The author dedicates 'Moby Dick or, The Whale', the classic novel as follows:
In token of my admiration for his genius, This Book is Inscribed to Nathaniel Hawthorne.
The work begins with an 'Etymology' supplied by a Late Consumptive Usher to a Grammar School. It begins:
[The pale Usher - threadbare in coat, heart, body and brain; I see him now. He was ever dusting his old lexicons and grammars, with a queer handkerchief, mockingly embelished with all the gay flags of all the known nations of the world. He loved to dust his old grammars; it somehow mildly reminded him of his mortality.]
The Etymology, such as it is, is followed by a more comprehensive sub-chapter headed 'Extracts'. This section consists purely of quotes and rhymes of which the following is a small selection:
The great Leviathan that maketh the seas to seethe like boiling pan. Lord Bacon's Version of the Psalms
The mighty whales which swim in a sea of water, and have a sea of oil swimming in them. Fuller's Profane and Holy State
'And pray, sir, what in the world is equal to it?' Edmund Burke's Reference...to the Nantucket Whale Fishery
The aorta of a whale is larger in the bore than the main pipe of the water-works at London Bridge...Paley's Theology
Oh, the rare old Whale, mid storm and gale
In his ocean home will be
A giant in might, where might is right,
And King of the boundless sea'
Following the telling of the tale, some 650 pages and 135 chapters later, are several illustrations - A Map showing the Cruise of The Pequod, the Rigging and Cross-Section of a Whaler, Implements Belonging to a Whaleboat and so on. There's also a Glossary of Nautical Terms. All very useful.
But there's more to Herman Melville than books like 'Moby Dick' and 'Billy Budd, Sailor'. There's another side. His poetry. Poet-in-Residence was recently surprised to find the following poem from Melville in the book '101 Poems Against War' (faber and faber). It tells of one battle in the American Civil War. The poem is a requiem for 24,000 troops who died at Shiloh, Tennessee in 1862. Unbelievable it may seem today, but the events at Shiloh took place 11 years after the publication of Moby Dick.
Skimming lightly, wheeling still,
The swallows fly low
Over the field in clouded days,
The forest-field of Shiloh -
Over the field where April rain
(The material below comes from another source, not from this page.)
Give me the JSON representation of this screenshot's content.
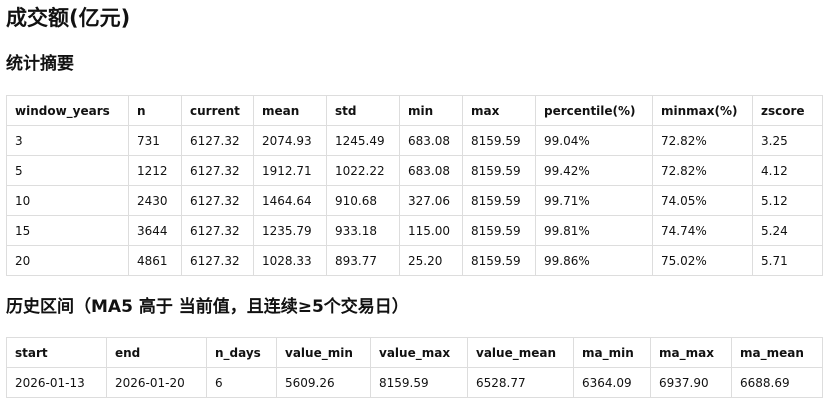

Solaced the parched ones stretched in pain
Through the pause of night
That followed the Sunday fight
Around the church of Shiloh -
The church so lone, the log-built one,
That echoed to many a parting groan
And natural prayer
Of dying foemen mingled there -
Foemen at morn, but friends at eve -
Fame or country least their care:
(what like a bullet can undeceive!)
But now they lie low,
While over them the swallows skim,
And all is hushed at Shiloh.